> [WHAT IS EXPECTED] Output the entries that follow, word for word.

•••

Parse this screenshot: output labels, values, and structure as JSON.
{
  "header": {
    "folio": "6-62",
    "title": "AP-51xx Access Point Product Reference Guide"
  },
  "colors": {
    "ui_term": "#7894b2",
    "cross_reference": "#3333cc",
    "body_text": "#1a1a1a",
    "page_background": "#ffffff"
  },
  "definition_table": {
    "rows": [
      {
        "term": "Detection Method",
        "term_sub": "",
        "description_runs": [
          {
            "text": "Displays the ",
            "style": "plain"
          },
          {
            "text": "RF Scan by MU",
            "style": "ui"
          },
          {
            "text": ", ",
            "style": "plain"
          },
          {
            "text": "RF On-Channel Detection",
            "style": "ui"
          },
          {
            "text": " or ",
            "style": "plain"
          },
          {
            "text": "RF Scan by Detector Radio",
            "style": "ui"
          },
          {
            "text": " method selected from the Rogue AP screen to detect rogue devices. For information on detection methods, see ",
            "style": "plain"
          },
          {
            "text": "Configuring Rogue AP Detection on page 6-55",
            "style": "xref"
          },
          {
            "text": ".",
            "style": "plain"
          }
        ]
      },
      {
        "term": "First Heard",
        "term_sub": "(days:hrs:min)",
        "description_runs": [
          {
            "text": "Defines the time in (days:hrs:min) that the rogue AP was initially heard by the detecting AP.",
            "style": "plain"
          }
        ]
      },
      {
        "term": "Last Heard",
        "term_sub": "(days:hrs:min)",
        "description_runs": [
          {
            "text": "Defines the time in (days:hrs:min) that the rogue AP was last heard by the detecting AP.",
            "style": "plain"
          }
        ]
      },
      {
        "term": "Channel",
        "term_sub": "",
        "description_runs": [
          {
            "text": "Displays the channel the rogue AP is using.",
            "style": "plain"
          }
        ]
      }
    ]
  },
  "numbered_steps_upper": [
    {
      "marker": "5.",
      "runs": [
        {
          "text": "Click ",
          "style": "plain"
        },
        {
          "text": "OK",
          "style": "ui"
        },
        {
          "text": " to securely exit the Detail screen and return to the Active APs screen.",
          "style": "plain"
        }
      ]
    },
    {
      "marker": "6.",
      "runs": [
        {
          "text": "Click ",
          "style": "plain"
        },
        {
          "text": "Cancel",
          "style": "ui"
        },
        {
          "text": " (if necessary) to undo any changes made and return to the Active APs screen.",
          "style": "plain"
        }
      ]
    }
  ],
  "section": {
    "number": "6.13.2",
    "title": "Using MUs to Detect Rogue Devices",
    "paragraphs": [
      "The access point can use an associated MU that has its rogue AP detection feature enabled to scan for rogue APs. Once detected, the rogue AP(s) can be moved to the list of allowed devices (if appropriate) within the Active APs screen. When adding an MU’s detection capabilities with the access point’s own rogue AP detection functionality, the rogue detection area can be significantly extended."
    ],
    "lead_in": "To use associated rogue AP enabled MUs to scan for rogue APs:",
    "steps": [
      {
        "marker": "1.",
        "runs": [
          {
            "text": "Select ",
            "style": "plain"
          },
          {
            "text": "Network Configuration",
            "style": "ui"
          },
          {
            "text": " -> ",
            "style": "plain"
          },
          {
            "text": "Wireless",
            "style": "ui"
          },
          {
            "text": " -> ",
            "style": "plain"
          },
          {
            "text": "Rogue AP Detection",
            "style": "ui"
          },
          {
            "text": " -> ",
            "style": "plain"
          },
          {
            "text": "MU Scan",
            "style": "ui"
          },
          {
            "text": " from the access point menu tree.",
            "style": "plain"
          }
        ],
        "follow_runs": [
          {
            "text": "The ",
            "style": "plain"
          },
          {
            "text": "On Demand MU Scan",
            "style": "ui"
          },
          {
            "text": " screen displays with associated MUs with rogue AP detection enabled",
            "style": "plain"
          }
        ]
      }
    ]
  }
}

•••

> [TASK SOLUTION]
Parse this screenshot: output labels, values, and structure as JSON.
{
  "header": {
    "folio": "6-62",
    "title": "AP-51xx Access Point Product Reference Guide"
  },
  "colors": {
    "ui_term": "#7894b2",
    "cross_reference": "#3333cc",
    "body_text": "#1a1a1a",
    "page_background": "#ffffff"
  },
  "definition_table": {
    "rows": [
      {
        "term": "Detection Method",
        "term_sub": "",
        "description_runs": [
          {
            "text": "Displays the ",
            "style": "plain"
          },
          {
            "text": "RF Scan by MU",
            "style": "ui"
          },
          {
            "text": ", ",
            "style": "plain"
          },
          {
            "text": "RF On-Channel Detection",
            "style": "ui"
          },
          {
            "text": " or ",
            "style": "plain"
          },
          {
            "text": "RF Scan by Detector Radio",
            "style": "ui"
          },
          {
            "text": " method selected from the Rogue AP screen to detect rogue devices. For information on detection methods, see ",
            "style": "plain"
          },
          {
            "text": "Configuring Rogue AP Detection on page 6-55",
            "style": "xref"
          },
          {
            "text": ".",
            "style": "plain"
          }
        ]
      },
      {
        "term": "First Heard",
        "term_sub": "(days:hrs:min)",
        "description_runs": [
          {
            "text": "Defines the time in (days:hrs:min) that the rogue AP was initially heard by the detecting AP.",
            "style": "plain"
          }
        ]
      },
      {
        "term": "Last Heard",
        "term_sub": "(days:hrs:min)",
        "description_runs": [
          {
            "text": "Defines the time in (days:hrs:min) that the rogue AP was last heard by the detecting AP.",
            "style": "plain"
          }
        ]
      },
      {
        "term": "Channel",
        "term_sub": "",
        "description_runs": [
          {
            "text": "Displays the channel the rogue AP is using.",
            "style": "plain"
          }
        ]
      }
    ]
  },
  "numbered_steps_upper": [
    {
      "marker": "5.",
      "runs": [
        {
          "text": "Click ",
          "style": "plain"
        },
        {
          "text": "OK",
          "style": "ui"
        },
        {
          "text": " to securely exit the Detail screen and return to the Active APs screen.",
          "style": "plain"
        }
      ]
    },
    {
      "marker": "6.",
      "runs": [
        {
          "text": "Click ",
          "style": "plain"
        },
        {
          "text": "Cancel",
          "style": "ui"
        },
        {
          "text": " (if necessary) to undo any changes made and return to the Active APs screen.",
          "style": "plain"
        }
      ]
    }
  ],
  "section": {
    "number": "6.13.2",
    "title": "Using MUs to Detect Rogue Devices",
    "paragraphs": [
      "The access point can use an associated MU that has its rogue AP detection feature enabled to scan for rogue APs. Once detected, the rogue AP(s) can be moved to the list of allowed devices (if appropriate) within the Active APs screen. When adding an MU’s detection capabilities with the access point’s own rogue AP detection functionality, the rogue detection area can be significantly extended."
    ],
    "lead_in": "To use associated rogue AP enabled MUs to scan for rogue APs:",
    "steps": [
      {
        "marker": "1.",
        "runs": [
          {
            "text": "Select ",
            "style": "plain"
          },
          {
            "text": "Network Configuration",
            "style": "ui"
          },
          {
            "text": " -> ",
            "style": "plain"
          },
          {
            "text": "Wireless",
            "style": "ui"
          },
          {
            "text": " -> ",
            "style": "plain"
          },
          {
            "text": "Rogue AP Detection",
            "style": "ui"
          },
          {
            "text": " -> ",
            "style": "plain"
          },
          {
            "text": "MU Scan",
            "style": "ui"
          },
          {
            "text": " from the access point menu tree.",
            "style": "plain"
          }
        ],
        "follow_runs": [
          {
            "text": "The ",
            "style": "plain"
          },
          {
            "text": "On Demand MU Scan",
            "style": "ui"
          },
          {
            "text": " screen displays with associated MUs with rogue AP detection enabled",
            "style": "plain"
          }
        ]
      }
    ]
  }
}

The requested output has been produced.